Article

Brightness and darkness as perceptual dimensions.

Laboratory of Experimental Ophthalmology & BCN NeuroImaging Centre, School of Behavioural and Cognitive Neurosciences, University Medical Centre Groningen, University of Groningen, Groningen, The Netherlands.
PLoS Computational Biology (Impact Factor: 4.87). 11/2007; 3(10):e179. DOI: 10.1371/journal.pcbi.0030179
Source: PubMed

ABSTRACT A common-sense assumption concerning visual perception states that brightness and darkness cannot coexist at a given spatial location. One corollary of this assumption is that achromatic colors, or perceived grey shades, are contained in a one-dimensional (1-D) space varying from bright to dark. The results of many previous psychophysical studies suggest, by contrast, that achromatic colors are represented as points in a color space composed of two or more perceptual dimensions. The nature of these perceptual dimensions, however, presently remains unclear. Here we provide direct evidence that brightness and darkness form the dimensions of a two-dimensional (2-D) achromatic color space. This color space may play a role in the representation of object surfaces viewed against natural backgrounds, which simultaneously induce both brightness and darkness signals. Our 2-D model generalizes to the chromatic dimensions of color perception, indicating that redness and greenness (blueness and yellowness) also form perceptual dimensions. Collectively, these findings suggest that human color space is composed of six dimensions, rather than the conventional three.

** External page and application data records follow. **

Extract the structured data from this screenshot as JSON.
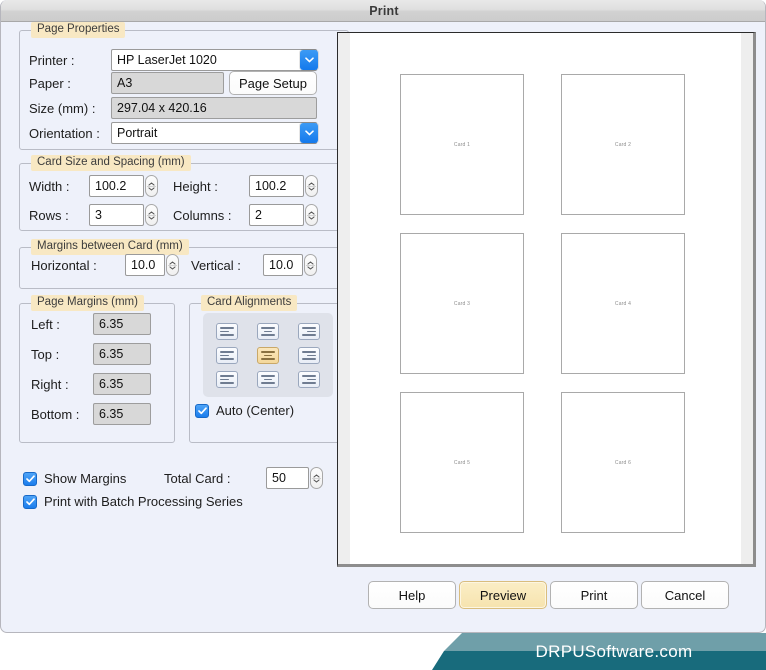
{
  "window": {
    "title": "Print"
  },
  "page_properties": {
    "legend": "Page Properties",
    "printer_label": "Printer :",
    "printer_value": "HP LaserJet 1020",
    "paper_label": "Paper :",
    "paper_value": "A3",
    "page_setup_button": "Page Setup",
    "size_label": "Size (mm) :",
    "size_value": "297.04 x 420.16",
    "orientation_label": "Orientation :",
    "orientation_value": "Portrait"
  },
  "card_size": {
    "legend": "Card Size and Spacing (mm)",
    "width_label": "Width :",
    "width_value": "100.2",
    "height_label": "Height :",
    "height_value": "100.2",
    "rows_label": "Rows :",
    "rows_value": "3",
    "columns_label": "Columns :",
    "columns_value": "2"
  },
  "margins_between": {
    "legend": "Margins between Card (mm)",
    "horizontal_label": "Horizontal :",
    "horizontal_value": "10.0",
    "vertical_label": "Vertical :",
    "vertical_value": "10.0"
  },
  "page_margins": {
    "legend": "Page Margins (mm)",
    "left_label": "Left :",
    "left_value": "6.35",
    "top_label": "Top :",
    "top_value": "6.35",
    "right_label": "Right :",
    "right_value": "6.35",
    "bottom_label": "Bottom :",
    "bottom_value": "6.35"
  },
  "card_alignments": {
    "legend": "Card Alignments",
    "auto_center_label": "Auto (Center)",
    "auto_center_checked": true,
    "selected_cell": 4,
    "cells": [
      "align-top-left",
      "align-top-center",
      "align-top-right",
      "align-middle-left",
      "align-middle-center",
      "align-middle-right",
      "align-bottom-left",
      "align-bottom-center",
      "align-bottom-right"
    ]
  },
  "options": {
    "show_margins_label": "Show Margins",
    "show_margins_checked": true,
    "batch_label": "Print with Batch Processing Series",
    "batch_checked": true,
    "total_card_label": "Total Card :",
    "total_card_value": "50"
  },
  "preview": {
    "cards": [
      "Card 1",
      "Card 2",
      "Card 3",
      "Card 4",
      "Card 5",
      "Card 6"
    ]
  },
  "buttons": {
    "help": "Help",
    "preview": "Preview",
    "print": "Print",
    "cancel": "Cancel"
  },
  "brand": {
    "text": "DRPUSoftware.com"
  },
  "colors": {
    "accent_blue": "#1b7ded",
    "legend_bg": "#f8e8c3",
    "accent_button": "#f6e3ae",
    "brand_light": "#6f9fa9",
    "brand_dark": "#186b7c",
    "window_bg": "#eef1fa"
  }
}
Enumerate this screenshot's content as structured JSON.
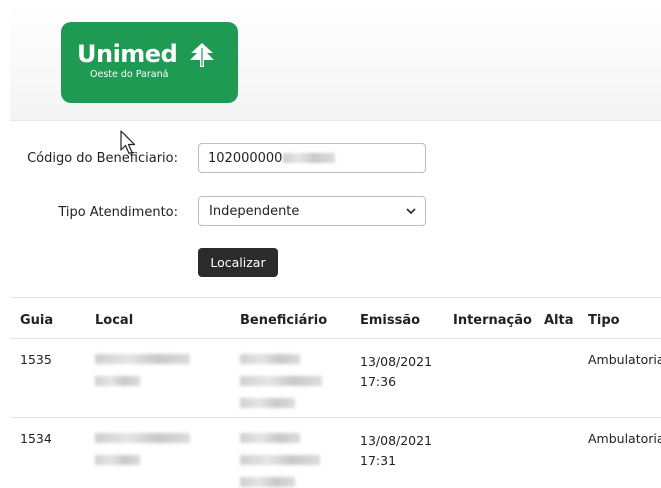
{
  "colors": {
    "brand_green": "#1e9a52",
    "button_bg": "#2b2b2b",
    "border": "#bdbdbd"
  },
  "logo": {
    "name": "Unimed",
    "subtitle": "Oeste do Paraná",
    "icon": "unimed-tree-icon"
  },
  "form": {
    "codigo_label": "Código do Beneficiario:",
    "codigo_value_visible": "102000000",
    "tipo_label": "Tipo Atendimento:",
    "tipo_selected": "Independente",
    "search_button": "Localizar"
  },
  "table": {
    "columns": [
      "Guia",
      "Local",
      "Beneficiário",
      "Emissão",
      "Internação",
      "Alta",
      "Tipo"
    ],
    "rows": [
      {
        "guia": "1535",
        "emissao_date": "13/08/2021",
        "emissao_time": "17:36",
        "internacao": "",
        "alta": "",
        "tipo": "Ambulatorial"
      },
      {
        "guia": "1534",
        "emissao_date": "13/08/2021",
        "emissao_time": "17:31",
        "internacao": "",
        "alta": "",
        "tipo": "Ambulatorial"
      }
    ]
  }
}
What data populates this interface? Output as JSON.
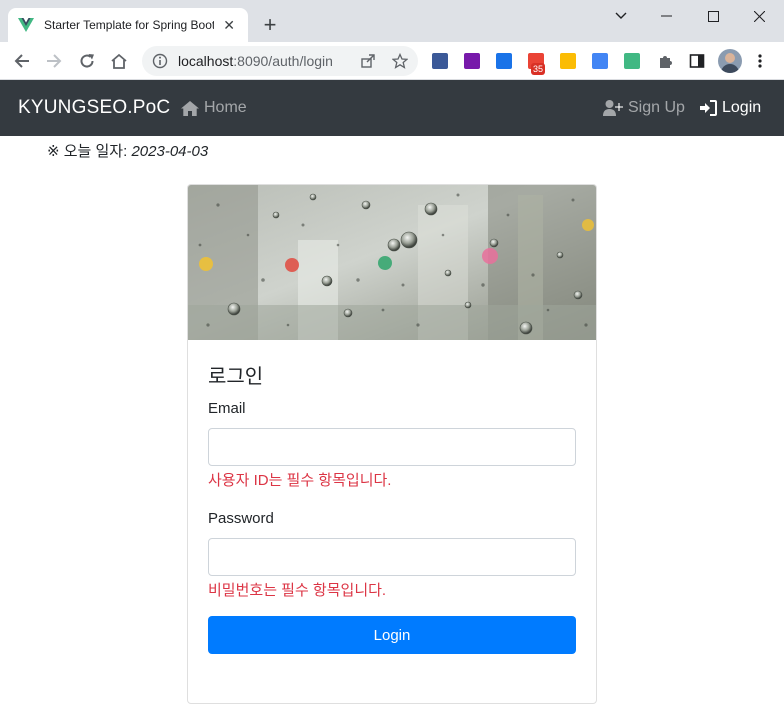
{
  "browser": {
    "tab_title": "Starter Template for Spring Boot",
    "url_host": "localhost",
    "url_rest": ":8090/auth/login",
    "extensions": [
      {
        "name": "download-ext-icon",
        "color": "#3b5998"
      },
      {
        "name": "onenote-ext-icon",
        "color": "#7719aa"
      },
      {
        "name": "s-ext-icon",
        "color": "#1a73e8"
      },
      {
        "name": "gmail-ext-icon",
        "color": "#ea4335",
        "badge": "35"
      },
      {
        "name": "keep-ext-icon",
        "color": "#fbbc04"
      },
      {
        "name": "translate-ext-icon",
        "color": "#4285f4"
      },
      {
        "name": "vue-ext-icon",
        "color": "#41b883"
      }
    ],
    "accent": "#dee1e6"
  },
  "navbar": {
    "brand": "KYUNGSEO.PoC",
    "home": "Home",
    "signup": "Sign Up",
    "login": "Login",
    "bg": "#343a40"
  },
  "page": {
    "today_label": "※ 오늘 일자: ",
    "today_value": "2023-04-03"
  },
  "form": {
    "title": "로그인",
    "email_label": "Email",
    "email_value": "",
    "email_error": "사용자 ID는 필수 항목입니다.",
    "password_label": "Password",
    "password_value": "",
    "password_error": "비밀번호는 필수 항목입니다.",
    "submit": "Login",
    "accent": "#007bff",
    "error_color": "#dc3545"
  }
}
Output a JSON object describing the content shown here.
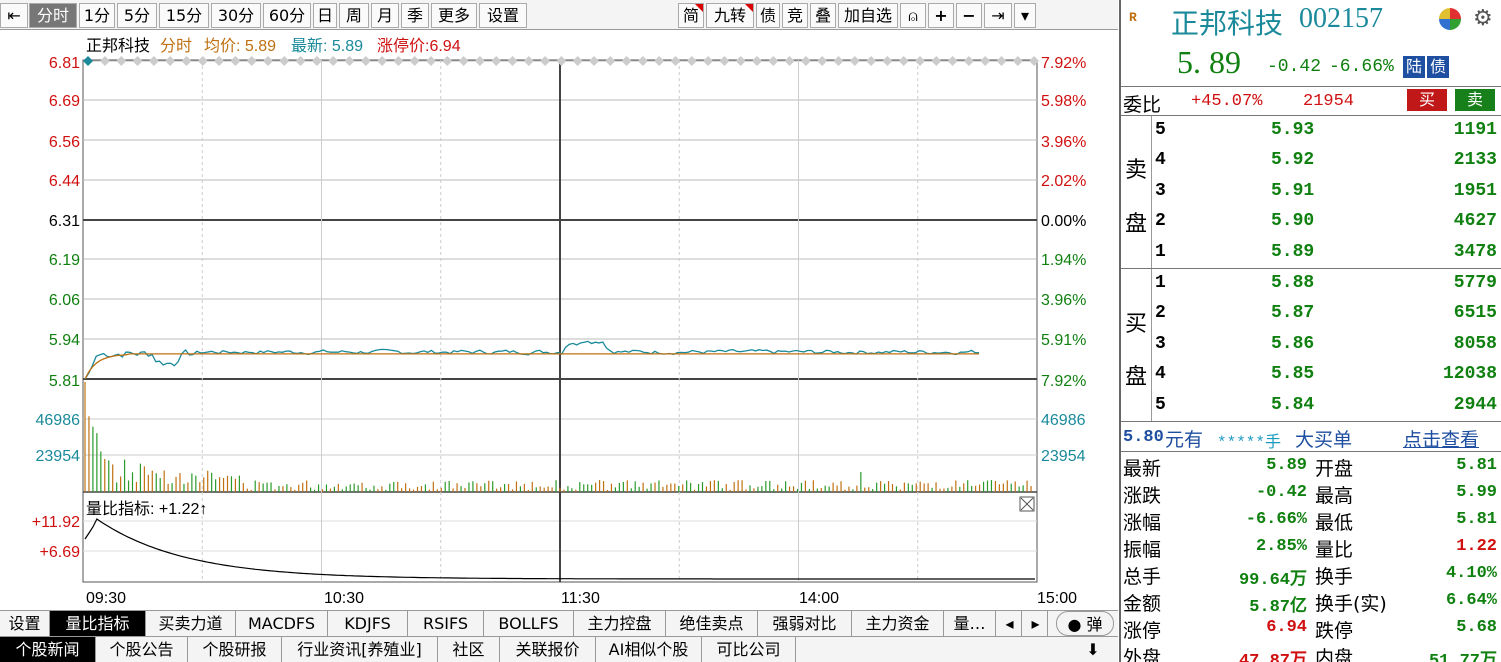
{
  "toolbar": {
    "items": [
      "分时",
      "1分",
      "5分",
      "15分",
      "30分",
      "60分",
      "日",
      "周",
      "月",
      "季",
      "更多",
      "设置"
    ],
    "right_items": [
      "简",
      "九转",
      "债",
      "竞",
      "叠",
      "加自选",
      "⍝",
      "+",
      "−",
      "⇥",
      "▾"
    ]
  },
  "chart": {
    "header_name": "正邦科技",
    "header_mode": "分时",
    "header_avg": "均价: 5.89",
    "header_last": "最新: 5.89",
    "header_limit": "涨停价:6.94",
    "price_labels": [
      "6.81",
      "6.69",
      "6.56",
      "6.44",
      "6.31",
      "6.19",
      "6.06",
      "5.94",
      "5.81"
    ],
    "pct_labels": [
      "7.92%",
      "5.98%",
      "3.96%",
      "2.02%",
      "0.00%",
      "1.94%",
      "3.96%",
      "5.91%",
      "7.92%"
    ],
    "vol_labels": [
      "46986",
      "23954"
    ],
    "ratio_title": "量比指标: +1.22↑",
    "ratio_labels": [
      "+11.92",
      "+6.69"
    ],
    "time_labels": [
      "09:30",
      "10:30",
      "11:30",
      "14:00",
      "15:00"
    ]
  },
  "chart_data": {
    "type": "line",
    "title": "正邦科技 分时",
    "ylim": [
      5.81,
      6.81
    ],
    "x": [
      "09:30",
      "10:30",
      "11:30",
      "14:00",
      "15:00"
    ],
    "series": [
      {
        "name": "最新",
        "values": [
          5.81,
          5.91,
          5.89,
          5.9,
          5.89,
          5.9,
          5.89,
          5.91,
          5.89,
          5.89
        ]
      },
      {
        "name": "均价",
        "values": [
          5.81,
          5.88,
          5.89,
          5.89,
          5.89,
          5.89,
          5.89,
          5.89,
          5.89,
          5.89
        ]
      }
    ]
  },
  "tabs1": [
    "设置",
    "量比指标",
    "买卖力道",
    "MACDFS",
    "KDJFS",
    "RSIFS",
    "BOLLFS",
    "主力控盘",
    "绝佳卖点",
    "强弱对比",
    "主力资金",
    "量…",
    "◂",
    "▸",
    "● 弹"
  ],
  "tabs2": [
    "个股新闻",
    "个股公告",
    "个股研报",
    "行业资讯[养殖业]",
    "社区",
    "关联报价",
    "AI相似个股",
    "可比公司"
  ],
  "quote": {
    "name": "正邦科技",
    "code": "002157",
    "price": "5. 89",
    "change": "-0.42",
    "change_pct": "-6.66%",
    "badge1": "陆",
    "badge2": "债",
    "weibi_label": "委比",
    "weibi_pct": "+45.07%",
    "weibi_vol": "21954",
    "buy_btn": "买",
    "sell_btn": "卖",
    "sell_label": [
      "卖",
      "盘"
    ],
    "buy_label": [
      "买",
      "盘"
    ],
    "asks": [
      {
        "lvl": "5",
        "price": "5.93",
        "vol": "1191"
      },
      {
        "lvl": "4",
        "price": "5.92",
        "vol": "2133"
      },
      {
        "lvl": "3",
        "price": "5.91",
        "vol": "1951"
      },
      {
        "lvl": "2",
        "price": "5.90",
        "vol": "4627"
      },
      {
        "lvl": "1",
        "price": "5.89",
        "vol": "3478"
      }
    ],
    "bids": [
      {
        "lvl": "1",
        "price": "5.88",
        "vol": "5779"
      },
      {
        "lvl": "2",
        "price": "5.87",
        "vol": "6515"
      },
      {
        "lvl": "3",
        "price": "5.86",
        "vol": "8058"
      },
      {
        "lvl": "4",
        "price": "5.85",
        "vol": "12038"
      },
      {
        "lvl": "5",
        "price": "5.84",
        "vol": "2944"
      }
    ],
    "bigbuy": {
      "price": "5.80",
      "text1": "元有",
      "stars": "*****手",
      "text2": "大买单",
      "link": "点击查看"
    },
    "stats": [
      {
        "l1": "最新",
        "v1": "5.89",
        "c1": "green",
        "l2": "开盘",
        "v2": "5.81",
        "c2": "green"
      },
      {
        "l1": "涨跌",
        "v1": "-0.42",
        "c1": "green",
        "l2": "最高",
        "v2": "5.99",
        "c2": "green"
      },
      {
        "l1": "涨幅",
        "v1": "-6.66%",
        "c1": "green",
        "l2": "最低",
        "v2": "5.81",
        "c2": "green"
      },
      {
        "l1": "振幅",
        "v1": "2.85%",
        "c1": "green",
        "l2": "量比",
        "v2": "1.22",
        "c2": "red"
      },
      {
        "l1": "总手",
        "v1": "99.64万",
        "c1": "green",
        "l2": "换手",
        "v2": "4.10%",
        "c2": "green"
      },
      {
        "l1": "金额",
        "v1": "5.87亿",
        "c1": "green",
        "l2": "换手(实)",
        "v2": "6.64%",
        "c2": "green"
      },
      {
        "l1": "涨停",
        "v1": "6.94",
        "c1": "red",
        "l2": "跌停",
        "v2": "5.68",
        "c2": "green"
      },
      {
        "l1": "外盘",
        "v1": "47.87万",
        "c1": "red",
        "l2": "内盘",
        "v2": "51.77万",
        "c2": "green"
      }
    ]
  },
  "colors": {
    "red": "#d01010",
    "green": "#108010",
    "teal": "#1a8a9a",
    "avg": "#c07010"
  }
}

0 Bookmarks
 · 
121 Views
  • Source
    [Show abstract] [Hide abstract]
    ABSTRACT: Simultaneous contrast refers to the respective whitening or blackening of physically identical image regions surrounded by regions of low or high luminance, respectively. A common method of measuring the strength of this effect is achromatic color matching, in which subjects adjust the luminance of a target region to achieve an achromatic color match with another region. Here I present psychophysical data questioning the assumption-built into many models of achromatic color perception-that achromatic colors are represented as points in a one-dimensional (1D) perceptual space, or an absolute achromatic color gamut. I present an alternative model in which the achromatic color gamut corresponding to a target region is defined relatively, with respect to surround luminance. Different achromatic color gamuts in this model correspond to different 1D lines through a 2D perceptual space composed of blackness and whiteness dimensions. Each such line represents a unique gamut of achromatic colors ranging from black to white. I term this concept gamut relativity. Achromatic color matches made between targets surrounded by regions of different luminance are shown to reflect the relative perceptual distances between points lying on different gamut lines. The model suggests a novel geometrical approach to simultaneous contrast and achromatic color matching in terms of the vector summation of local luminance and contrast components, and sets the stage for a unified computational theory of achromatic color perception.
    Vision research 08/2012; 69:49-63. · 2.29 Impact Factor
  • Source
    [Show abstract] [Hide abstract]
    ABSTRACT: Classical approaches to transparency perception assume that transparency constitutes a perceptual dimension corresponding to the physical dimension of transmittance. Here I present an alternative theory, termed gamut relativity, that naturally explains key aspects of transparency perception. Rather than being computed as values along a perceptual dimension corresponding to transmittance, gamut relativity postulates that transparency is built directly into the fabric of the visual system's representation of surface color. The theory, originally developed to explain properties of brightness and lightness perception, proposes how the relativity of the achromatic color gamut in a perceptual blackness-whiteness space underlies the representation of foreground and background surface layers. Whereas brightness and lightness perception were previously reanalyzed in terms of the relativity of the achromatic color gamut with respect to illumination level, transparency perception is here reinterpreted in terms of relativity with respect to physical transmittance. The relativity of the achromatic color gamut thus emerges as a fundamental computational principle underlying surface perception. A duality theorem relates the definition of transparency provided in gamut relativity with the classical definition underlying the physical blending models of computer graphics.
    Journal of the Optical Society of America A 03/2013; 30(3):418-26. · 1.67 Impact Factor
  • Source
    [Show abstract] [Hide abstract]
    ABSTRACT: Brill and Carter [Color Res Appl (DOI:10.1002/col21777)] rekindle the question of whether brightness scaling is better approximated by a log or power function, proposing on theoretical and empirical grounds that the log function is the correct choice. This note provides a new twist to this debate in terms of a recently introduced theory of brightness and lightness per-ception, called gamut relativity. The theory reconciles the log and power function formulations and approximately predicts the weight/exponent values associated with these functions. The theory provides, moreover, a unified and testable approach to human performance in brightness magnitude estimation, discrimination and matching tasks.
    Color Research & Application 11/2013; · 1.01 Impact Factor

Full-text (2 Sources)

View
66 Downloads
Available from
May 30, 2014